    private void updateStats(String methodName, long elapsedTime) {
        MethodStats stats = methodStats.get(methodName);
        if(stats == null) {
            stats = new MethodStats(methodName);
        stats.totalTime += elapsedTime;
        if(elapsedTime > stats.maxTime) {
            stats.maxTime = elapsedTime;
        if(elapsedTime > methodWarningThreshold) {
            logger.warn("method warning: " + methodName + "(), cnt = " + stats.count + ", lastTime = " + elapsedTime + ", maxTime = " + stats.maxTime);
        if(stats.count % statLogFrequency == 0) {
            long avgTime = stats.totalTime / stats.count;
            long runningAvg = (stats.totalTime-stats.lastTotalTime) / statLogFrequency;
            logger.debug("method: " + methodName + "(), cnt = " + stats.count + ", lastTime = " + elapsedTime + ", avgTime = " + avgTime + ", runningAvg = " + runningAvg + ", maxTime = " + stats.maxTime);
            //reset the last total time
            stats.lastTotalTime = stats.totalTime;   
    class MethodStats {
        public String methodName;
        public long count;
        public long totalTime;
        public long lastTotalTime;
        public long maxTime;
        public MethodStats(String methodName) {
            this.methodName = methodName;

Now, you just need to wire this into your app by referencing this class in your Spring xml and logging config.  When you run your app, you will see stats like this...

WARN  PerfInterceptor - method warning: processRequest(), cnt = 10, lastTime = 1072, maxTime = 1937
TRACE PerfInterceptor - method: processRequest(), cnt = 10, lastTime = 1072, avgTime = 1243, runningAvg = 1243, maxTime = 1937
WARN  PerfInterceptor - method warning: processRequest(), cnt = 20, lastTime = 1466, maxTime = 1937
TRACE PerfInterceptor - method: processRequest(), cnt = 20, lastTime = 1466, avgTime = 1067, runningAvg = 892, maxTime = 1937

As you can see, these stats can provide valuable feedback about class/method performance with very little effort and without modifying any existing Java code.  This information can easily be used to find bottlenecks in your application (generally database or threading related, etc)...good luck

This page has been translated into Spanish language by Maria Ramos from


  1. Did you take a look at org.springframework.aop.interceptor.JamonPerformanceMonitorInterceptor ?

    this one also collects bucket of response tim
    e and also information about concurrent access.

    Often max, min, avg aren't enough, depending on arguments the distribution can be quite different. see

  2. Great article, I am considering adding this kind of efficient reporting to my application. Do you know how this will itself impact performance?

  3. I have a minimal set always running (+/- url)
    and 'red button' to enable more details (spring aop methods)
    another 'ultra red button' to enable sql.
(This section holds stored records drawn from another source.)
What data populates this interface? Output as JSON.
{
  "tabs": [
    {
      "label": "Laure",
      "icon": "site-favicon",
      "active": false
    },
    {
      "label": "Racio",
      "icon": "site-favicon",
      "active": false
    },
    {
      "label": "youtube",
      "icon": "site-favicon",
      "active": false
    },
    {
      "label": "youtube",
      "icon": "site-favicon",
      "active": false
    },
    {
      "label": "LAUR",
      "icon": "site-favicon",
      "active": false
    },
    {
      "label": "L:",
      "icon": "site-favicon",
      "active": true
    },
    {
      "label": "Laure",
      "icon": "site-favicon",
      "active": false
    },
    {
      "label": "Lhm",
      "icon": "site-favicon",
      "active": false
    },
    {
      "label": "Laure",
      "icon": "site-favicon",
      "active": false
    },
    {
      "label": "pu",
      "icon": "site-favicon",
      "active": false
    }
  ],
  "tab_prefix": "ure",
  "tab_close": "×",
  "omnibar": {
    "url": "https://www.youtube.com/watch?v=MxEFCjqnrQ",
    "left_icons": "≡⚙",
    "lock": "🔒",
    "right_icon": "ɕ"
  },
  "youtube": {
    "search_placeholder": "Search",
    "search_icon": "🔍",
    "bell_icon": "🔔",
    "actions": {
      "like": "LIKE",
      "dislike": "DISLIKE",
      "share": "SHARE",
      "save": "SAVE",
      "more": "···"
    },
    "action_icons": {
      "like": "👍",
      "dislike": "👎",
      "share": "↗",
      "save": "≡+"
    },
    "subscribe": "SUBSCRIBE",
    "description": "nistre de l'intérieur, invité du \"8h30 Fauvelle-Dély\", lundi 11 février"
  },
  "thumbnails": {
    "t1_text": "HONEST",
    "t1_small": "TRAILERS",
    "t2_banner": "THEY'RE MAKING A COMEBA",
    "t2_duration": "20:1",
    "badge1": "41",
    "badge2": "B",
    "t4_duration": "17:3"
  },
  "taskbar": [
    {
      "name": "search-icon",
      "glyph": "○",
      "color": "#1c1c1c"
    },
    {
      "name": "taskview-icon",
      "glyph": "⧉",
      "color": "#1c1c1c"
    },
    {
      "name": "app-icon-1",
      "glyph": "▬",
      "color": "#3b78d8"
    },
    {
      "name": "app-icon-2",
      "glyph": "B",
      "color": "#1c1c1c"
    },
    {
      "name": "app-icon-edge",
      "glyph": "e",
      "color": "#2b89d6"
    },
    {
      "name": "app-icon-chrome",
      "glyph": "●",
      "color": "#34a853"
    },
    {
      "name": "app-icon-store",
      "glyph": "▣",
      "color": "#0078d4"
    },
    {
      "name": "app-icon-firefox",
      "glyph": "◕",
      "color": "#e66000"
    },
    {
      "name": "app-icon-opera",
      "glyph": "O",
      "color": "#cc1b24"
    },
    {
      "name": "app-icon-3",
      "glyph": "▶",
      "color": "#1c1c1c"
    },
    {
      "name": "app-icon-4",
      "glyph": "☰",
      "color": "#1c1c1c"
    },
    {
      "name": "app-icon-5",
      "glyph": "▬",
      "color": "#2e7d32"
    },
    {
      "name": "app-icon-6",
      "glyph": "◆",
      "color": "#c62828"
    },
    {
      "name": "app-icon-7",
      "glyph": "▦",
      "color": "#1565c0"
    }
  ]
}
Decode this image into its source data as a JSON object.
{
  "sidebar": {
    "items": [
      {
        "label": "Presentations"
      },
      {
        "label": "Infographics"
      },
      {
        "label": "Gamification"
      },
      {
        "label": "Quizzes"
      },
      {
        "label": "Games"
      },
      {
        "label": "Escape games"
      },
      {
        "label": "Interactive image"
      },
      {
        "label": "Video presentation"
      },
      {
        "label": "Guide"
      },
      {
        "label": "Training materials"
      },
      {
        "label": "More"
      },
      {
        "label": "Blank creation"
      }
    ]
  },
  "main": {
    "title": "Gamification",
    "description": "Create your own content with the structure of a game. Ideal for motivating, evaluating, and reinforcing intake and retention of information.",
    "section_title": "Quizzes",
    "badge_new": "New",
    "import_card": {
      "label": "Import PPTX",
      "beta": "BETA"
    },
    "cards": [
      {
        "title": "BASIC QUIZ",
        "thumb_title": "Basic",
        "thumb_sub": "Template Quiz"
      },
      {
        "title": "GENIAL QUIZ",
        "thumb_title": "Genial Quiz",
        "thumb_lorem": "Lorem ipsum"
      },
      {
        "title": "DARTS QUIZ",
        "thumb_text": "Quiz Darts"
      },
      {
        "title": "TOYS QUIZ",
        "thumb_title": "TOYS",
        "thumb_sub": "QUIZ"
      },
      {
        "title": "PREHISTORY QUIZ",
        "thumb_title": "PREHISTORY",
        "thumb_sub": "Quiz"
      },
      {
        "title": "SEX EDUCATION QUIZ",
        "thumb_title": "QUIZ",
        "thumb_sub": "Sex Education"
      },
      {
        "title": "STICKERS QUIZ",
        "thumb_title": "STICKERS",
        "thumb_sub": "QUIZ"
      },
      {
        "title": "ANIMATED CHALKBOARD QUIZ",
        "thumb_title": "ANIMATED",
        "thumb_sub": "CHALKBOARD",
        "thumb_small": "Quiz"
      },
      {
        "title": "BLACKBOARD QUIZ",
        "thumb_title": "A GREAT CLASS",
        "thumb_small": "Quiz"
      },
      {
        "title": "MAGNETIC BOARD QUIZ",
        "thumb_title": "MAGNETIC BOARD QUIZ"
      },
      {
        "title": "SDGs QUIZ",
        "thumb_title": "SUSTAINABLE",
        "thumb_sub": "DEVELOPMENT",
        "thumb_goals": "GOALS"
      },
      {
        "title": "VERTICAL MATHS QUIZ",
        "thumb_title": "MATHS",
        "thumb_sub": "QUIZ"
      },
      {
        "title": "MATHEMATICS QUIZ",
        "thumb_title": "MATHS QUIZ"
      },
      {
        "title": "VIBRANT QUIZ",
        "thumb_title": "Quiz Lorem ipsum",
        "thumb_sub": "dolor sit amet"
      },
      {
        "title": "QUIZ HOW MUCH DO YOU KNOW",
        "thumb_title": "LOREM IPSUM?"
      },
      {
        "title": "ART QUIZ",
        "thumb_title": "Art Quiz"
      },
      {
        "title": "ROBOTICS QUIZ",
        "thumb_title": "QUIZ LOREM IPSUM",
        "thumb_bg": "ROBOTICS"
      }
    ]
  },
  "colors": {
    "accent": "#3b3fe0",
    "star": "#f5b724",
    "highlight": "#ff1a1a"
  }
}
    From the minimal set I'm injecting some statistics in nagios and splunk.

    For our end-users it's nearly invisible a few ms for a complete transaction.
    I enable it for a complete day often after a release just to take the temperature or in case we missed a required index or see if something looks "slower" than it used to.

    The main drawback in my production environment is the memory consumption because some sql are not reused (create table temp001,create table temp002,...)
    so they "stack" into memory. I've a cron job in jenkins that reset periodically through the jamon jsp. The same kind of issue is observable if you enable the jamon servlet filter and you have rest url (/user/123.json,...)

  4. Hi,
    Can you share the spring config and log4j config for "PerfInterceptor".
    I am trying ti replicate it and somehow the "PerfInterceptor" is not picked up for logging